== PROBLEM ==
Only an exact reprint of all the data is acceptable.
□ □ □ □ □ □ □
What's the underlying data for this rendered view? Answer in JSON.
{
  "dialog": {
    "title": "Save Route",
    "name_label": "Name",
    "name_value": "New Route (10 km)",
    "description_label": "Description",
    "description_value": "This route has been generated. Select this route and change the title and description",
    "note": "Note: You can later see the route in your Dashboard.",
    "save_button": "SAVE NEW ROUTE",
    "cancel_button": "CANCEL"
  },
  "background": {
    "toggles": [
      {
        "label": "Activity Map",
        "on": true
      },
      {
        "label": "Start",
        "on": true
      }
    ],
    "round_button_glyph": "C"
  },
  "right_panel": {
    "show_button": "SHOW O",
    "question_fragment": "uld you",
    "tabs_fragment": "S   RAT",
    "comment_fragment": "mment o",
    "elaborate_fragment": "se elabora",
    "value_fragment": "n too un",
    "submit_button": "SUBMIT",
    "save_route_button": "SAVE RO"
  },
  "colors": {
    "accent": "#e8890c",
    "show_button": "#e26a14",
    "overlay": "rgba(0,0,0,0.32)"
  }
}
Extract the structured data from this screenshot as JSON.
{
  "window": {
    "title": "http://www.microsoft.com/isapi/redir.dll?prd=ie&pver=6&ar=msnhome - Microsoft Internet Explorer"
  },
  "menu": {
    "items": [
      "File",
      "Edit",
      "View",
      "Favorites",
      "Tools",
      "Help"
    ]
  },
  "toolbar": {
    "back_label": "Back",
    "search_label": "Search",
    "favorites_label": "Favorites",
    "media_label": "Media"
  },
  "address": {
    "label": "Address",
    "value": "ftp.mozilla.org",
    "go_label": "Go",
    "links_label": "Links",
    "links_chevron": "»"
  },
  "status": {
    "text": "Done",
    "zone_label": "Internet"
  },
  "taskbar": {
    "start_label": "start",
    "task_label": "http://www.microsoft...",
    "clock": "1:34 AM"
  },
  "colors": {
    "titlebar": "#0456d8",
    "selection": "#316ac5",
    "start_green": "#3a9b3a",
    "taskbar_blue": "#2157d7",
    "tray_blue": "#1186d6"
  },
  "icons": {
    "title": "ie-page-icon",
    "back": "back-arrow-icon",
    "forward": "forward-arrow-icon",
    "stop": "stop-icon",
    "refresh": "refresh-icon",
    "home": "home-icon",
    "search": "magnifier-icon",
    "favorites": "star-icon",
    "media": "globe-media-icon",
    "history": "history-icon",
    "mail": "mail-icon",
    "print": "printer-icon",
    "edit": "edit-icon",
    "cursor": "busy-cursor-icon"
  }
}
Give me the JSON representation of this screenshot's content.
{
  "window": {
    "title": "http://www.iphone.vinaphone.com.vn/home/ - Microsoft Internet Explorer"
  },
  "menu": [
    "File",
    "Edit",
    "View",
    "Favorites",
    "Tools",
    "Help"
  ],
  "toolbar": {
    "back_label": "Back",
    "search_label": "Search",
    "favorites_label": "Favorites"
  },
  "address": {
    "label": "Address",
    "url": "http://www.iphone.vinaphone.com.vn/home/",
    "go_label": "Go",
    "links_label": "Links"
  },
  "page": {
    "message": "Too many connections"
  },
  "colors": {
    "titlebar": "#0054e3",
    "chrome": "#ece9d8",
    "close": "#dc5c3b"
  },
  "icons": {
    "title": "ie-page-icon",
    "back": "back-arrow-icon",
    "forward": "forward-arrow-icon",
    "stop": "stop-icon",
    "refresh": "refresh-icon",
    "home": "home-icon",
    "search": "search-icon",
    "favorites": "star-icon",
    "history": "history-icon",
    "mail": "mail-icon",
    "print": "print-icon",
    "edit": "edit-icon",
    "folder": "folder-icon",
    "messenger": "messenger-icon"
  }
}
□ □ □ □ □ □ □
== TASK OUTPUT ==
What's the underlying data for this rendered view? Answer in JSON.
{
  "dialog": {
    "title": "Save Route",
    "name_label": "Name",
    "name_value": "New Route (10 km)",
    "description_label": "Description",
    "description_value": "This route has been generated. Select this route and change the title and description",
    "note": "Note: You can later see the route in your Dashboard.",
    "save_button": "SAVE NEW ROUTE",
    "cancel_button": "CANCEL"
  },
  "background": {
    "toggles": [
      {
        "label": "Activity Map",
        "on": true
      },
      {
        "label": "Start",
        "on": true
      }
    ],
    "round_button_glyph": "C"
  },
  "right_panel": {
    "show_button": "SHOW O",
    "question_fragment": "uld you",
    "tabs_fragment": "S   RAT",
    "comment_fragment": "mment o",
    "elaborate_fragment": "se elabora",
    "value_fragment": "n too un",
    "submit_button": "SUBMIT",
    "save_route_button": "SAVE RO"
  },
  "colors": {
    "accent": "#e8890c",
    "show_button": "#e26a14",
    "overlay": "rgba(0,0,0,0.32)"
  }
}
Extract the structured data from this screenshot as JSON.
{
  "window": {
    "title": "http://www.microsoft.com/isapi/redir.dll?prd=ie&pver=6&ar=msnhome - Microsoft Internet Explorer"
  },
  "menu": {
    "items": [
      "File",
      "Edit",
      "View",
      "Favorites",
      "Tools",
      "Help"
    ]
  },
  "toolbar": {
    "back_label": "Back",
    "search_label": "Search",
    "favorites_label": "Favorites",
    "media_label": "Media"
  },
  "address": {
    "label": "Address",
    "value": "ftp.mozilla.org",
    "go_label": "Go",
    "links_label": "Links",
    "links_chevron": "»"
  },
  "status": {
    "text": "Done",
    "zone_label": "Internet"
  },
  "taskbar": {
    "start_label": "start",
    "task_label": "http://www.microsoft...",
    "clock": "1:34 AM"
  },
  "colors": {
    "titlebar": "#0456d8",
    "selection": "#316ac5",
    "start_green": "#3a9b3a",
    "taskbar_blue": "#2157d7",
    "tray_blue": "#1186d6"
  },
  "icons": {
    "title": "ie-page-icon",
    "back": "back-arrow-icon",
    "forward": "forward-arrow-icon",
    "stop": "stop-icon",
    "refresh": "refresh-icon",
    "home": "home-icon",
    "search": "magnifier-icon",
    "favorites": "star-icon",
    "media": "globe-media-icon",
    "history": "history-icon",
    "mail": "mail-icon",
    "print": "printer-icon",
    "edit": "edit-icon",
    "cursor": "busy-cursor-icon"
  }
}
Give me the JSON representation of this screenshot's content.
{
  "window": {
    "title": "http://www.iphone.vinaphone.com.vn/home/ - Microsoft Internet Explorer"
  },
  "menu": [
    "File",
    "Edit",
    "View",
    "Favorites",
    "Tools",
    "Help"
  ],
  "toolbar": {
    "back_label": "Back",
    "search_label": "Search",
    "favorites_label": "Favorites"
  },
  "address": {
    "label": "Address",
    "url": "http://www.iphone.vinaphone.com.vn/home/",
    "go_label": "Go",
    "links_label": "Links"
  },
  "page": {
    "message": "Too many connections"
  },
  "colors": {
    "titlebar": "#0054e3",
    "chrome": "#ece9d8",
    "close": "#dc5c3b"
  },
  "icons": {
    "title": "ie-page-icon",
    "back": "back-arrow-icon",
    "forward": "forward-arrow-icon",
    "stop": "stop-icon",
    "refresh": "refresh-icon",
    "home": "home-icon",
    "search": "search-icon",
    "favorites": "star-icon",
    "history": "history-icon",
    "mail": "mail-icon",
    "print": "print-icon",
    "edit": "edit-icon",
    "folder": "folder-icon",
    "messenger": "messenger-icon"
  }
}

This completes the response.